Copy each line from the data that has the word "Windows" in it.

** Opening GIVEN RECORDS block **

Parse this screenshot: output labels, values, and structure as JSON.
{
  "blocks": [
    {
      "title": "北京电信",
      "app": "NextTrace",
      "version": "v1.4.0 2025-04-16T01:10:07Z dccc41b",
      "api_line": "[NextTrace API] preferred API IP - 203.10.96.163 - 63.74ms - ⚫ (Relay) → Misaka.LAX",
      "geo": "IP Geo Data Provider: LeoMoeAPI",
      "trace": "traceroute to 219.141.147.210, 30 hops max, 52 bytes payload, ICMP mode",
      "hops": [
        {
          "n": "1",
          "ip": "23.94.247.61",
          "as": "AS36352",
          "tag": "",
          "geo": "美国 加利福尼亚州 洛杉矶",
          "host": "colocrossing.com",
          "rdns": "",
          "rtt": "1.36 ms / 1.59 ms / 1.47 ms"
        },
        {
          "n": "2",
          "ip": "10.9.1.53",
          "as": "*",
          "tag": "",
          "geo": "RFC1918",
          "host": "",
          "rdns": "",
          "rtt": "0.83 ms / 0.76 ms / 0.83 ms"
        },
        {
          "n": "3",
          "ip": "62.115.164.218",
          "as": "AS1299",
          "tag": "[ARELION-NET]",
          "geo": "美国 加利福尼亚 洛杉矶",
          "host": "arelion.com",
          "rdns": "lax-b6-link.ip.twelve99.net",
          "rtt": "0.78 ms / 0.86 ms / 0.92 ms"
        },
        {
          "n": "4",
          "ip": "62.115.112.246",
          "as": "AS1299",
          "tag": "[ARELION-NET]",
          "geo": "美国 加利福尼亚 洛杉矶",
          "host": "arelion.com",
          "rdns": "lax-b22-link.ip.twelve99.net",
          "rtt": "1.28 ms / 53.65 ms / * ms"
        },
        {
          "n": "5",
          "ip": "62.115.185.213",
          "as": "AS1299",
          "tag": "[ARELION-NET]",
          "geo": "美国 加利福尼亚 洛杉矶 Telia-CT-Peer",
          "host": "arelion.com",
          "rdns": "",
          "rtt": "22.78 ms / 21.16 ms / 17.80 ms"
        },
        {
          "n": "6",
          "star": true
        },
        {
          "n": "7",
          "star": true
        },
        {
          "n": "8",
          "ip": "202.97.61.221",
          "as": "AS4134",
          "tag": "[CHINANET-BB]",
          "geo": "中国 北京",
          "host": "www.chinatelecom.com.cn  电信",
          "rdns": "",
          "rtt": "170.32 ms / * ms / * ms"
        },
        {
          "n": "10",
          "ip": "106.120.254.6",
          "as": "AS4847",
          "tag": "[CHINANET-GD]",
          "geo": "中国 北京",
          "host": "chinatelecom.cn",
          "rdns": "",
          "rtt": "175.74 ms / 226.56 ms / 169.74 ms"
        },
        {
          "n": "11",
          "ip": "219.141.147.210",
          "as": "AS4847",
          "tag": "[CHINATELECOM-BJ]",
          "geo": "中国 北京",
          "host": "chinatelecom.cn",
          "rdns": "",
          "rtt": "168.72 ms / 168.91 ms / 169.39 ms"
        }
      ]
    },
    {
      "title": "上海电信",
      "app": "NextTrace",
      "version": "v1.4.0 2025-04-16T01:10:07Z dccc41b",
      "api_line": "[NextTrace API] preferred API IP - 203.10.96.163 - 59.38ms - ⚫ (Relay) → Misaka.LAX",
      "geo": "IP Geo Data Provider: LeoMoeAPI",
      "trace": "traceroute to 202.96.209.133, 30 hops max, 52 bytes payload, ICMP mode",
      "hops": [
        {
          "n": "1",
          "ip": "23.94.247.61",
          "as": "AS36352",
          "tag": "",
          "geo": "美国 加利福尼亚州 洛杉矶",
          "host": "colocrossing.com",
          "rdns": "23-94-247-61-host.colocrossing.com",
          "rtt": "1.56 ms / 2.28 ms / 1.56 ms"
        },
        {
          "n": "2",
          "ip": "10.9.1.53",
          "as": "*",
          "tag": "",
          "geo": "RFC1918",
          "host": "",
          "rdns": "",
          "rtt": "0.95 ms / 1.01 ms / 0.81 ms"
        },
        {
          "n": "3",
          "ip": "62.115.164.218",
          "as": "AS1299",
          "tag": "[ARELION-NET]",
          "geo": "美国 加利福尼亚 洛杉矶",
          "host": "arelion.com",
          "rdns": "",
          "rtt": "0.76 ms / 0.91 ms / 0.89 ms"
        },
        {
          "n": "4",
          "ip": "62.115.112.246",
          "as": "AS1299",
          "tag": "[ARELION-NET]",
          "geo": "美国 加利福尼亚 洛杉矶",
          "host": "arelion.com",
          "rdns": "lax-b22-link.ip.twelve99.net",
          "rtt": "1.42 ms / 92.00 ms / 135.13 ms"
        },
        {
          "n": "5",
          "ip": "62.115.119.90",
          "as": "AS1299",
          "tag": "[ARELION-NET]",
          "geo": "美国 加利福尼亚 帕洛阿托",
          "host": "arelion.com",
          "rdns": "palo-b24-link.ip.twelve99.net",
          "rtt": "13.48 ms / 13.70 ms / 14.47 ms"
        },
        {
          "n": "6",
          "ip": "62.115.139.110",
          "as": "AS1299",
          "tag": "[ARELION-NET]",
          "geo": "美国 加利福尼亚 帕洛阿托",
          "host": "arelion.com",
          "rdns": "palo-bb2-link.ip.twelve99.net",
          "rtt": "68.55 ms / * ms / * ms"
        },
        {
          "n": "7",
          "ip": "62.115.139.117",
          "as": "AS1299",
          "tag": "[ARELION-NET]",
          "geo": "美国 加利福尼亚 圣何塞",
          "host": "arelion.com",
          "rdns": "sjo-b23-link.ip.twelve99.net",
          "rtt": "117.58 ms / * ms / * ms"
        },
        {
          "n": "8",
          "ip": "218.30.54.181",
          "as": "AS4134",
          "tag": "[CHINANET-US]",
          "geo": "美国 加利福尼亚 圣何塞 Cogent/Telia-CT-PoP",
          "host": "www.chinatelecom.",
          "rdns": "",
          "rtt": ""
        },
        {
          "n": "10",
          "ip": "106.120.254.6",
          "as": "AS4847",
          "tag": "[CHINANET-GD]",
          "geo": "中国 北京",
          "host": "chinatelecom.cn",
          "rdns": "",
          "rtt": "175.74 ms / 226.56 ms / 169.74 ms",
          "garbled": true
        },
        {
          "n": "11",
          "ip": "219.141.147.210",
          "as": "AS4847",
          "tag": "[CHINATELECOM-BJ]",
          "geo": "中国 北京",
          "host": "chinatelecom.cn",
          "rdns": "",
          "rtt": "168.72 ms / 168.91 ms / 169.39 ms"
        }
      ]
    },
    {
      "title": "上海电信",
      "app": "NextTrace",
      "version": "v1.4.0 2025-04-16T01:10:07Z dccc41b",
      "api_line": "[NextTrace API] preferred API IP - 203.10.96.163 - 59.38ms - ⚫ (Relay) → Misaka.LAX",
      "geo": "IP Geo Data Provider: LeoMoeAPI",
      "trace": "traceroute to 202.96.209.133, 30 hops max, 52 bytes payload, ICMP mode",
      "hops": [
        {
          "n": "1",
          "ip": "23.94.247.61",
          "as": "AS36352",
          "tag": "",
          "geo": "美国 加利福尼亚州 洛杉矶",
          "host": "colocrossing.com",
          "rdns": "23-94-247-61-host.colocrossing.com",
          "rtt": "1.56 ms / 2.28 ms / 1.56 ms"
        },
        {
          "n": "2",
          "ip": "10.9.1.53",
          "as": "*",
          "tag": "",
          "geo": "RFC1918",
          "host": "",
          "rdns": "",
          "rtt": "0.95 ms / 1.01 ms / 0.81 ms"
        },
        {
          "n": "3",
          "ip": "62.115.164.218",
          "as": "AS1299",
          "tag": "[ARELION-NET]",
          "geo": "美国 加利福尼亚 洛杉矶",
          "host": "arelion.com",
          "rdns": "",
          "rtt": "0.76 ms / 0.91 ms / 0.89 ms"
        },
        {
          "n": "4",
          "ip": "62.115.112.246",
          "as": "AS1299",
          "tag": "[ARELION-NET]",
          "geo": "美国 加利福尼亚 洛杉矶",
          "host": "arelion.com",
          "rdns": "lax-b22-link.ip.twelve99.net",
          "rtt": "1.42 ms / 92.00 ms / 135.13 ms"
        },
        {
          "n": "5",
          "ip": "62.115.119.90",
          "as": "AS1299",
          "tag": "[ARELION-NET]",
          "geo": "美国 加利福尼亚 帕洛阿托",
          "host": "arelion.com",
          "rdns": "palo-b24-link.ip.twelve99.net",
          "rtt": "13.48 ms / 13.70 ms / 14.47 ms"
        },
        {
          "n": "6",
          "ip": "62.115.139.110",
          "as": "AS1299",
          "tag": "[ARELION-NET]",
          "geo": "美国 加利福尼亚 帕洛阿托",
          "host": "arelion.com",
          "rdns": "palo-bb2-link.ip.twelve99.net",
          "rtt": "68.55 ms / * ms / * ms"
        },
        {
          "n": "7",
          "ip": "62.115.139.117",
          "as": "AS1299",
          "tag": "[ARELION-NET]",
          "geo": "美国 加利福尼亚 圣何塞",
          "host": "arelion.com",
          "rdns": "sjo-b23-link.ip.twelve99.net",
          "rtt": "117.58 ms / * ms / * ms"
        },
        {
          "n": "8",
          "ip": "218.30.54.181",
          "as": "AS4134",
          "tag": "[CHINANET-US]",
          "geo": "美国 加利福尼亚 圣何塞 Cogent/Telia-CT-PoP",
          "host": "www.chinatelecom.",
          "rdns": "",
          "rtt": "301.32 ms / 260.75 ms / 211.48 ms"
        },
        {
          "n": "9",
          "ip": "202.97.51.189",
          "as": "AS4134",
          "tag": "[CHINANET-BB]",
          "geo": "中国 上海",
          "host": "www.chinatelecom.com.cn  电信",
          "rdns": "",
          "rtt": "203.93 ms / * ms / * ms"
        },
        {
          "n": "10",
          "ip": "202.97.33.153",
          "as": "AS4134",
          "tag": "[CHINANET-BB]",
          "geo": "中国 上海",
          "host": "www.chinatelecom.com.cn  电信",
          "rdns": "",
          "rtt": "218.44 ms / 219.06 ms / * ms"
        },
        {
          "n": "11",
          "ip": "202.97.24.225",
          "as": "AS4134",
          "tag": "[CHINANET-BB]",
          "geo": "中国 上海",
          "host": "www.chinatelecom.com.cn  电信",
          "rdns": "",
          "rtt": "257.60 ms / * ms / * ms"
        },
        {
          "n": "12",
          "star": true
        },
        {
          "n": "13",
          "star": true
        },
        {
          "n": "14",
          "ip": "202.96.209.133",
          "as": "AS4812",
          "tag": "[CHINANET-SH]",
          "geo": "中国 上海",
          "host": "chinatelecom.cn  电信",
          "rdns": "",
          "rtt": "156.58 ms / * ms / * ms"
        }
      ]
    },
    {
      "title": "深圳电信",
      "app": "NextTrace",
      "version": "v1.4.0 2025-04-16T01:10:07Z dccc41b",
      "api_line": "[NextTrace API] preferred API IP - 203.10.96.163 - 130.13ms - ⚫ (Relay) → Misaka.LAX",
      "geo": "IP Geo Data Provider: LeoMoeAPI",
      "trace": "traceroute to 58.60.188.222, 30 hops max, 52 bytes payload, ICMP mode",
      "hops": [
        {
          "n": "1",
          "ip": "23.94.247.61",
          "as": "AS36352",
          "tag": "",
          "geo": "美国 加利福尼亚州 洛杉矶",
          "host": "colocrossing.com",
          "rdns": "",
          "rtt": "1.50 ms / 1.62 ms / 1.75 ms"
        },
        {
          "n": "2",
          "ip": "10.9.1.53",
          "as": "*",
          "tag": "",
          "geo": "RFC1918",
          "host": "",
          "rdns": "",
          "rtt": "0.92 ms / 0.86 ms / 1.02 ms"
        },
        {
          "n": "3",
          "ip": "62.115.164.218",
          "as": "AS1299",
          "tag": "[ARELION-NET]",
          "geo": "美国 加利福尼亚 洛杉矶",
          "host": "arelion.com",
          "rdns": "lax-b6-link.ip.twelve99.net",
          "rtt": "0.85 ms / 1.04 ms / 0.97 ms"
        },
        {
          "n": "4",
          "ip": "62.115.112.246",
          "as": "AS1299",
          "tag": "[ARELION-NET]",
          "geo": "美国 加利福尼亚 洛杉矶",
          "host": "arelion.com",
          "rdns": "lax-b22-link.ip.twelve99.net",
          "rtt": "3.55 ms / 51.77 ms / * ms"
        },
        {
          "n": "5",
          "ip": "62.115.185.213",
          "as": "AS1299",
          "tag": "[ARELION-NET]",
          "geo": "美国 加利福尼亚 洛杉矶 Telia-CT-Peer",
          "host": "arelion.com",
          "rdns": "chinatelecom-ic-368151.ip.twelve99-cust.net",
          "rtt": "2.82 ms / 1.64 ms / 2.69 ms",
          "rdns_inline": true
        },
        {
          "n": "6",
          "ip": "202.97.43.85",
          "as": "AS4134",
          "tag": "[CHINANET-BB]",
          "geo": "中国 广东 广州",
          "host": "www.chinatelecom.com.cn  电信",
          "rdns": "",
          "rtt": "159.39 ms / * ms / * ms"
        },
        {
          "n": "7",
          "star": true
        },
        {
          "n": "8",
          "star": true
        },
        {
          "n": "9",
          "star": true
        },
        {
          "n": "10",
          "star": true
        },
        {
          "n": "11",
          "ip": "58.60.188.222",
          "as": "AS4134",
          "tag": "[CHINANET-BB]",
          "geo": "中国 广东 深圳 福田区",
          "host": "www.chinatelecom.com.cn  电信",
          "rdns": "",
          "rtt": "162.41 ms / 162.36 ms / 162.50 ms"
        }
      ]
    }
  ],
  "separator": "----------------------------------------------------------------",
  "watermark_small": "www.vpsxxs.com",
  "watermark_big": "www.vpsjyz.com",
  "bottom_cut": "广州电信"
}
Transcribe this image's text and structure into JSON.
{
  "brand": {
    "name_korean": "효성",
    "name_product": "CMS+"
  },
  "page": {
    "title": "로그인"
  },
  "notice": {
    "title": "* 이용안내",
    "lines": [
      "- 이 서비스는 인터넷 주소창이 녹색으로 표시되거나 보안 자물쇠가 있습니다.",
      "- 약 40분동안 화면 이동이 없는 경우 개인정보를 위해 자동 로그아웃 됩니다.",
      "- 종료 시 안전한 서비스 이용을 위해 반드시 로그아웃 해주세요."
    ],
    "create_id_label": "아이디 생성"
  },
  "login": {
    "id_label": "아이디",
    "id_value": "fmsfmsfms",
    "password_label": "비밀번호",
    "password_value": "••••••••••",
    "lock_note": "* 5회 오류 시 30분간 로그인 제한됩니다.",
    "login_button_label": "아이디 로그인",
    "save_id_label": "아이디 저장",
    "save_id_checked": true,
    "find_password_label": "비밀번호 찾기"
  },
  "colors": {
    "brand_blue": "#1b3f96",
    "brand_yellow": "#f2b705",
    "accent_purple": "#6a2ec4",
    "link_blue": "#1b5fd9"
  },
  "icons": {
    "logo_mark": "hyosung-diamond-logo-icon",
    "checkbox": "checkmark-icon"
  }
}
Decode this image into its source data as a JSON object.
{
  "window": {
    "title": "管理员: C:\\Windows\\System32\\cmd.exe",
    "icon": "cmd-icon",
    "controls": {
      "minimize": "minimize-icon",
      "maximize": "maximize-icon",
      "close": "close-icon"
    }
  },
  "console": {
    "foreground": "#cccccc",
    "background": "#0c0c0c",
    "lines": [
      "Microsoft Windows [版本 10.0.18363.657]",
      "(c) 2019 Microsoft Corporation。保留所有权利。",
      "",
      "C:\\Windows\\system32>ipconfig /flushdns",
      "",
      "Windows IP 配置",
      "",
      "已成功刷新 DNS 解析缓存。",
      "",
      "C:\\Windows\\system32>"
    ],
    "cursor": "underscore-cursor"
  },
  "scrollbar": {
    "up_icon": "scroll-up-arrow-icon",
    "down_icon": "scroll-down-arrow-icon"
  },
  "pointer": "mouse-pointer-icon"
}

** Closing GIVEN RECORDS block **

▶ _COMPLETED EXERCISE_:
    "title": "管理员: C:\\Windows\\System32\\cmd.exe",
      "Microsoft Windows [版本 10.0.18363.657]",
      "C:\\Windows\\system32>ipconfig /flushdns",
      "Windows IP 配置",
      "C:\\Windows\\system32>"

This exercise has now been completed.